**Problem statement**
Where a line below has the string "this" in it, include it in the count, and give that count alone.

Source data:
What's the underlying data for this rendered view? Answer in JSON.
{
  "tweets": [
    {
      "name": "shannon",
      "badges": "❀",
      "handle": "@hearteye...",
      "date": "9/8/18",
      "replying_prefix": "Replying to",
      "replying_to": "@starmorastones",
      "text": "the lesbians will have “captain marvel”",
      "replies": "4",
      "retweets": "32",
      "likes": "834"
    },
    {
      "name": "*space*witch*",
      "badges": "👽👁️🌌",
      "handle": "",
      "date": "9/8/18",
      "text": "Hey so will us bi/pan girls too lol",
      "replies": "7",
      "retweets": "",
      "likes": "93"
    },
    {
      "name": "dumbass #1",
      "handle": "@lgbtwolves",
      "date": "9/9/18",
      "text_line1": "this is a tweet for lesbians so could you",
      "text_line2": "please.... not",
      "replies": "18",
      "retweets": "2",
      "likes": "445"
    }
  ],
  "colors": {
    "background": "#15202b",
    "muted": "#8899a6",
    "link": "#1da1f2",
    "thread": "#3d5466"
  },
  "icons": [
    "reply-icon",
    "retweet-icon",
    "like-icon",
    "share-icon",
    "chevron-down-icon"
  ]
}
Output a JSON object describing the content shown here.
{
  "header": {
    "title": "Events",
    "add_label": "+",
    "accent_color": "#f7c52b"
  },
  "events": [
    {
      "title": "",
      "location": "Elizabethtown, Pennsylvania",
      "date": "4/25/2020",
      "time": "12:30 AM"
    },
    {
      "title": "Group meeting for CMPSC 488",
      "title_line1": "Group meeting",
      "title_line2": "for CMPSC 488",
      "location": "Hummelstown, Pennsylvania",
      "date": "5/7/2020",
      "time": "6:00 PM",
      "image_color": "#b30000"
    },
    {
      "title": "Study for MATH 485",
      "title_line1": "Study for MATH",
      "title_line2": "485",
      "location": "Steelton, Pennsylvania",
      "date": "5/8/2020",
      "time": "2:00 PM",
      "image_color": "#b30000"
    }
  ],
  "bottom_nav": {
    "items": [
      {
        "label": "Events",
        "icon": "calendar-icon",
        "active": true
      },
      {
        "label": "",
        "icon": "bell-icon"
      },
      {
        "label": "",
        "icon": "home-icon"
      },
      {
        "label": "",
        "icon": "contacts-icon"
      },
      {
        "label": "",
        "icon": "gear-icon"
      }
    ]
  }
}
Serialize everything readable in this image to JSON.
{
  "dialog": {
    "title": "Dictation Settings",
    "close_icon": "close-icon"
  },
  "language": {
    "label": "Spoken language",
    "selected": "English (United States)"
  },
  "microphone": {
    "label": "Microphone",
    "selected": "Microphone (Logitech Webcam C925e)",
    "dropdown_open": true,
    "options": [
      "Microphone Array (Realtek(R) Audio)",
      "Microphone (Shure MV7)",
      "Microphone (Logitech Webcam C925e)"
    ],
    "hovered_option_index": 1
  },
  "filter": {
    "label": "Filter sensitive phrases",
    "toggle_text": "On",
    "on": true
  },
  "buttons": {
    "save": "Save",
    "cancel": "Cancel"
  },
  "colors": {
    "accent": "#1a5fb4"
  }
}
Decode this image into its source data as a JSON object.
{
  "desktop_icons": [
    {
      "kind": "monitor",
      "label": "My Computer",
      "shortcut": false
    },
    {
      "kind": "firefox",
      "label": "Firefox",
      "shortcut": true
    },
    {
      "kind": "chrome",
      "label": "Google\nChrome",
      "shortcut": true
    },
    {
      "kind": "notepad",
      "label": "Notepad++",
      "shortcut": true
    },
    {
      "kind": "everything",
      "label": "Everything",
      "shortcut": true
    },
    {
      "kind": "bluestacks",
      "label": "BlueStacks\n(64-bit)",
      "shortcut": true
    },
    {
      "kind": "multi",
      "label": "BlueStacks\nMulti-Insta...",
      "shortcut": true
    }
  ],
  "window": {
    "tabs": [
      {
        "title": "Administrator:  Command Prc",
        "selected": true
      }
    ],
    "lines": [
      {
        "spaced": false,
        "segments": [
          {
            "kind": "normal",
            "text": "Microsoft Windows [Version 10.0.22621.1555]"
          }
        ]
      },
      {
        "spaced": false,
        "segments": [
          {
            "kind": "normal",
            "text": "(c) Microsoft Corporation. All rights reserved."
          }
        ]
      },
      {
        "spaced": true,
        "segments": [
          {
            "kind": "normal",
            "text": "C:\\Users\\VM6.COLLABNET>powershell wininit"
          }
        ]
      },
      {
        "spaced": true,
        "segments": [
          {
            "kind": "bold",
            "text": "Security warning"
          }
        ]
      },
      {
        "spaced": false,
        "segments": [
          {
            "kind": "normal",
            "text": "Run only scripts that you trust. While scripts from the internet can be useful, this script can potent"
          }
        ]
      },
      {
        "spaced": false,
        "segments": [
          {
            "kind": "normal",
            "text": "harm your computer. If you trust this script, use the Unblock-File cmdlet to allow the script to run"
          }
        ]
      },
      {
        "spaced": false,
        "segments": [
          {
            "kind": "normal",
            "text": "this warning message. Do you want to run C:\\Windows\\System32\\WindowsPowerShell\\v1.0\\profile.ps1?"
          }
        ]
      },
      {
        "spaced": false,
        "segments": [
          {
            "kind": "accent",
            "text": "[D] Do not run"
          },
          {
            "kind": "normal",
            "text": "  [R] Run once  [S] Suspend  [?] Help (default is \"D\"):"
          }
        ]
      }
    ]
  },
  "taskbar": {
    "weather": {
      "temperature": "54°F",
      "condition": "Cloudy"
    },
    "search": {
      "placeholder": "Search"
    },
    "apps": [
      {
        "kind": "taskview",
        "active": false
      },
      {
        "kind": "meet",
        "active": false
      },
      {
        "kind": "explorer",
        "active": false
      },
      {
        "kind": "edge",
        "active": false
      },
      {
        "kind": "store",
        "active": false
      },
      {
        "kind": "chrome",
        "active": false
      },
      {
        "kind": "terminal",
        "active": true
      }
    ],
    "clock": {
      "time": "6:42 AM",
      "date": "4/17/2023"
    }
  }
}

**Solution to the exercise**
7